“You’ve got to start trusting someone,” a teacher (Julianne Nicholson) implores one of her students Sophie (Octavia Chavez-Richmond), in what isn’t your ordinary student-teacher conference in “From Nowhere.” What you realize in that moment is that the rebellious teen who came to the Bronx at 7 by way of the Dominican Republic can’t, no matter how well-intended those around her may be, a testament to the heartwrenching drama that co-writer/director Matthew Newton and co-writer Kate Ballen have created in which a trio of teens seek political asylum as a way of finally becoming citizens years after settling down in the U.S. illegally.
A heady subject handled with grace and considerable empathy, “From Nowhere” avoids a didactic take on immigration by focusing on the emotional toll of being the child of an immigrant, residing inside a country you can never call home but disconnected from the place you were born but not raised and living in fear of ever being asked for identification. From the moment Newton thrusts you inside the classroom shared by Sophie, Moussa (J. Mallory McCree), and Alyssa (Raquel Castro) as they discuss “King Lear,” the seemingly mundane is imbued with Shakespearean stakes as you soon come to learn that despite looking no different than their classmates, the teacher has taken a special interest in these three, sending them to an immigration attorney (Denis O’Hare) to help resolve their citizenship issues before graduating high school. However, in needing to identify a threat back home that will garner a judge’s sympathy, Sophie, Moussa and Alyssa find themselves at a loss, remembering next to nothing, if that, about their home countries of the Dominican Republic, the Republic of Guinea and Peru, respectively.
For a time, one might wonder why Sophie and Moussa, in particular, might be so intent on staying, their lives in the U.S. a constant struggle as Sophie lives with an uncle none too happy to have her and Moussa’s family barely making ends meet with multiple mouths to feed, but both know no other way and more than anything, Newton and Ballen wring great tension from the still-potent notion of the American Dream and the reality of day-to-day survival. Both Chavez-Richmond and McCree convey the weight of this great burden on their shoulders while also effortlessly expressing the promise that their teacher sees in them, and the film does well to flesh each character out to all but give them a dual identity, showing the people they must be in public versus in private.

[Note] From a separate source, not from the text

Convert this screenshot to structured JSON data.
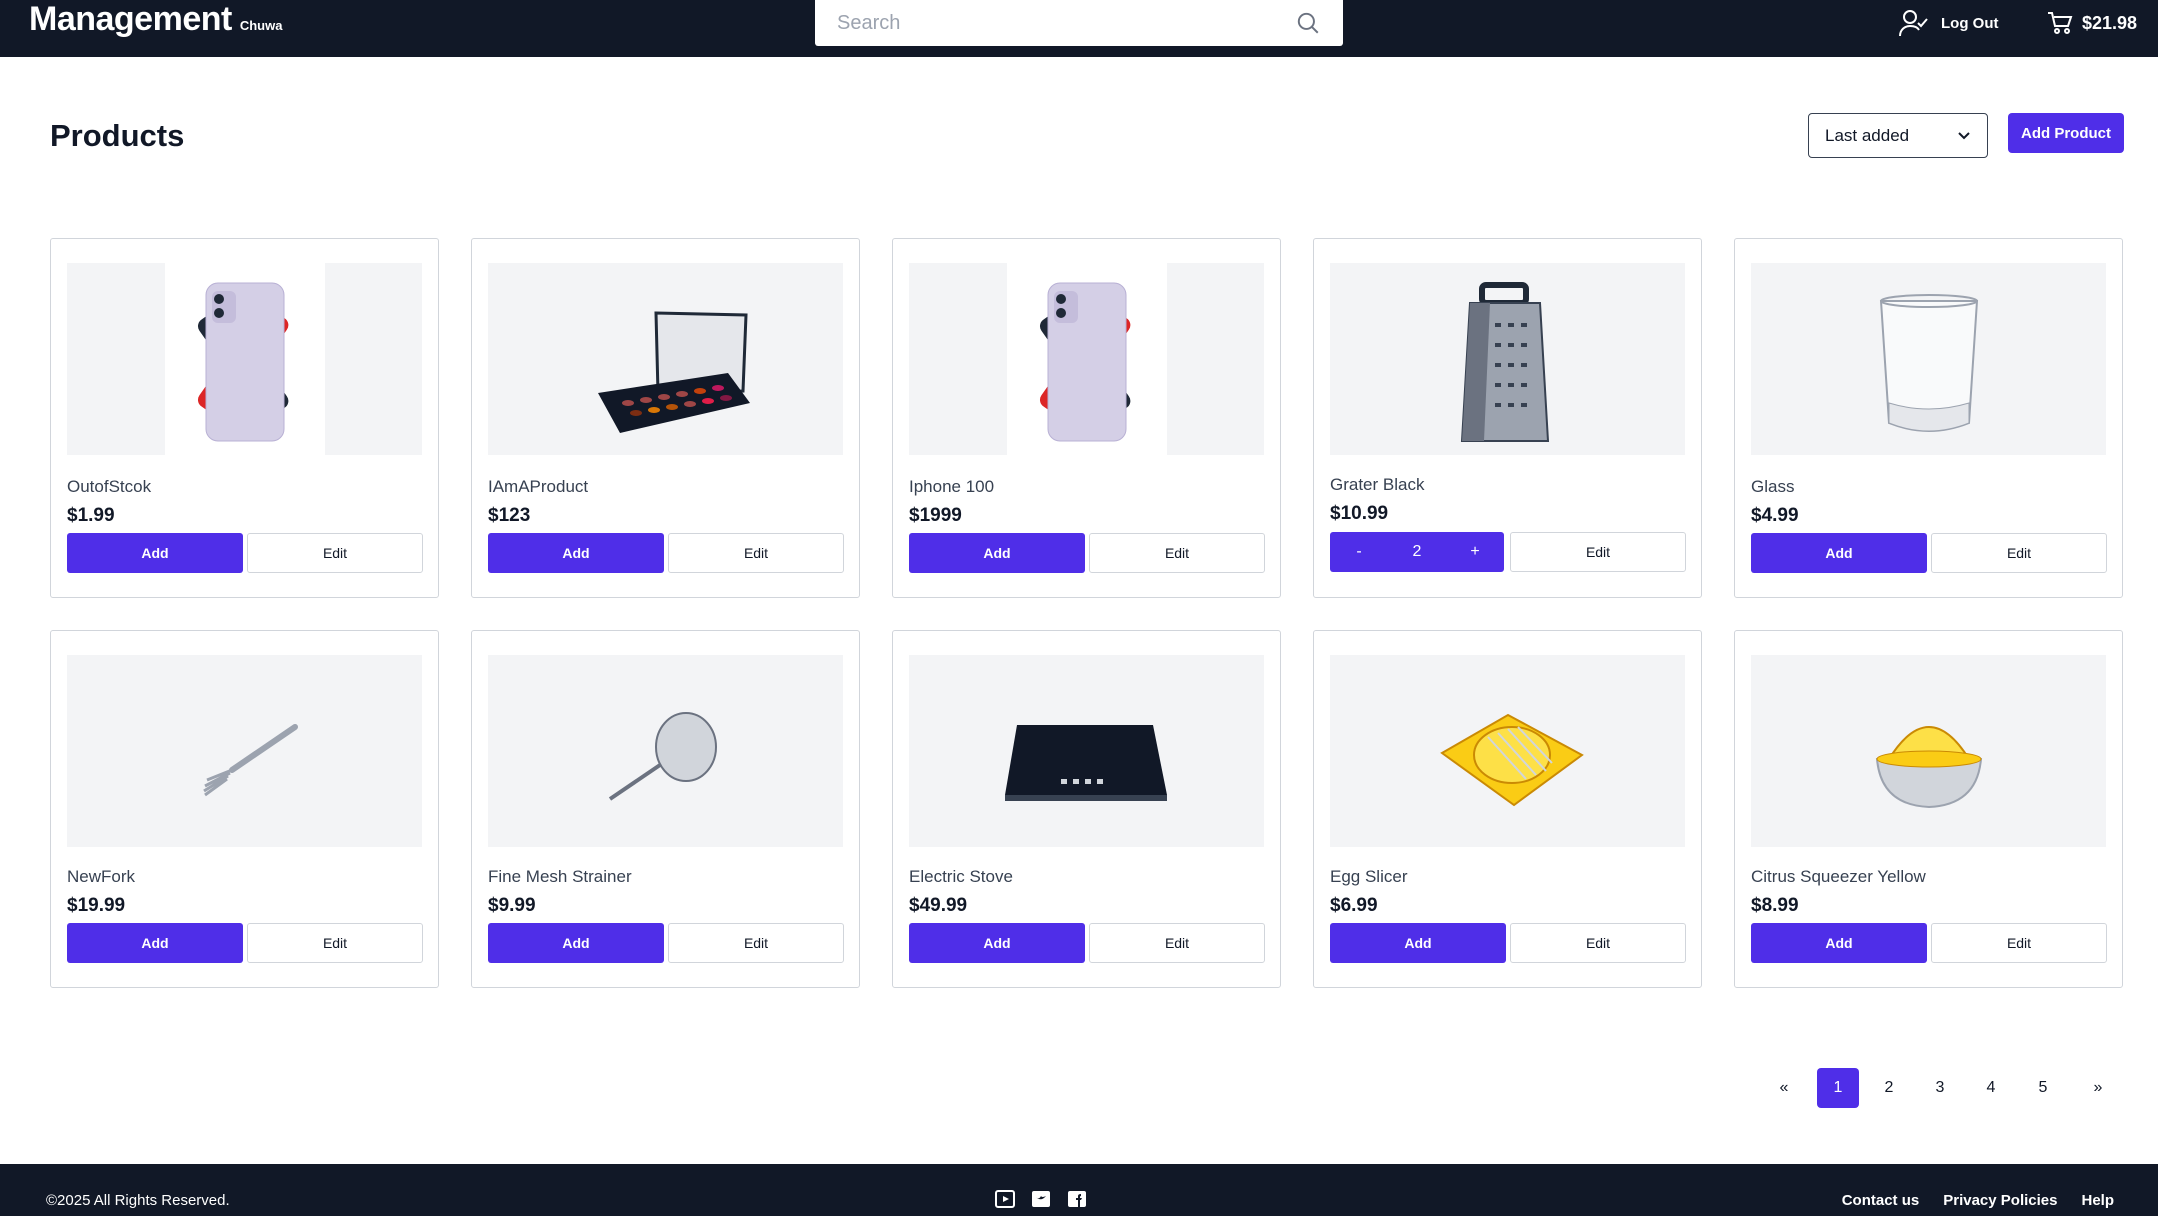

It’s no small feat that “From Nowhere” is able to pack a wallop without ever calling attention to itself, with “Sun Don’t Shine” cinematographer Jay Keitel’s intuitive camerawork setting a tone early that allows “From Nowhere” to sneak in under your skin and powerhouse turns from Nicholson and O’Hare judiciously handled to give the film a certain credibility while allowing its teen leads remain front and center. While Newton stages a number of scenes that seem chaotic on the surface, they must be the product of keen direction on the set and even more delicate massaging in terms of editing and sound design later, resulting in a drama that feels every bit as natural as it does electric. “From Nowhere” may be all about the difficulty of fitting in, but ultimately, it can’t help but stand out.
“From Nowhere” does not yet have U.S. distribution.